(With that said, this is my blog and any negative comments will not be put through. This is my child we’re talk about and it’s taken a lot to decide on sharing to begin with… but I believe if Kate were older she’d agree. I’m sharing this for the right reasons, to maybe offer help and comfort to other parents, which would in turn, help those other children be who they truly are.)

4 thoughts on “Work with What You’ve Got: The Life Rolls of Parenting

  1. I love that you wrote about Kate! Thank you for sharing. Kate is such a precious girl and Emma is so happy every time she sees Kate. I wish her the very best with her progress in speech therapy.

    1. Thank you, Cathy! Support and friendship is such a wonderful thing, and it’s also how we get through these bumps and rolls. I’m really, really glad that Kate has Emma to help her through this, but I’ve also got you to help me through it as well. And that, really, is what’s amazing. Just knowing that we’re not going at it alone, because you know something? We’re not.

      Super, super cool.

      Thanks for the comment. =)

  2. Chrissy, you are a beautiful writer and your daughter is so lucky to have you as a mom–someone who will defend her to the end. I wish you the best with all that you have ahead of you. I have a niece and two nephews on the autism spectrum–they are all very unique and they bring special challenges, but also so much joy, too. I know we haven’t known you long, but I want you to know we are here for you if you ever need anything.

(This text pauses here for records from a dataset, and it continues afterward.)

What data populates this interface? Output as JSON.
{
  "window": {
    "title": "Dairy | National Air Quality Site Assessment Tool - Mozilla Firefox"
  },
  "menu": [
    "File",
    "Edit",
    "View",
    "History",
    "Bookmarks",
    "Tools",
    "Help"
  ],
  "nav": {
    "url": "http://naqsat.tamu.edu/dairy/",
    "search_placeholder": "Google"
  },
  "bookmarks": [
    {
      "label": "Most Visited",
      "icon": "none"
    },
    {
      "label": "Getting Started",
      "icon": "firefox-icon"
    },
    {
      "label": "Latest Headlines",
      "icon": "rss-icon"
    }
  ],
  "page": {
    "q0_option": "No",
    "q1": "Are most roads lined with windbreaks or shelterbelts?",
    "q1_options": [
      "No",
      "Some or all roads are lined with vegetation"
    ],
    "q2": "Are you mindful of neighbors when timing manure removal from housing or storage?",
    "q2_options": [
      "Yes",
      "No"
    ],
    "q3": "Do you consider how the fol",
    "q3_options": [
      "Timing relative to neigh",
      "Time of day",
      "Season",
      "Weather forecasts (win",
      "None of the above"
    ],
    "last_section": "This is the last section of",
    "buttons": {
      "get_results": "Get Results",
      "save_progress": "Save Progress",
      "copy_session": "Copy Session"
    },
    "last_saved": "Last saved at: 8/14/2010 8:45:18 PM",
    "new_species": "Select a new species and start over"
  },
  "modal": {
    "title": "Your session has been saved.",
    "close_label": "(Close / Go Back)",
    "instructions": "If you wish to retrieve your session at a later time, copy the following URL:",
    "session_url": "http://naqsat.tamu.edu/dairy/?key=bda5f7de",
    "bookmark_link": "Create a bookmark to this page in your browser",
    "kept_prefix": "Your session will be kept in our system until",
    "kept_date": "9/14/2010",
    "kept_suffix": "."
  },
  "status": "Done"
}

    1. Thank you, Rachel!

      It’s been absolutely wonderful to hear from all the people we have around us right now, just giving us all their love and support, even people where the friendship – like ours – is still new, still developing. It just makes me even more glad that I decided to share our journey instead of keeping it hidden. I’m finding myself happily surprised with the outcome!

      Interestingly enough, I had decided to pursue homeschooling a year ago, before any of this was even on the table, and now with Kate’s speech delay (possibly more), it’s only reaffirmed my convictions that this IS the right path. Where, if she is diagnosed or on the spectrum, I’ll be able to tailor the learning to her needs (and strengths) rather than some standardized, traditional approach. In fact, I’ve even gotten the chance to see Kate be ‘tested’ in a rigid, school-like approach and it was a disaster.

      So, I definitely plan on hitting you up for advice and help on the homeschooling front. =)

Leave a Reply

Your email address will not be published. Required fields are marked *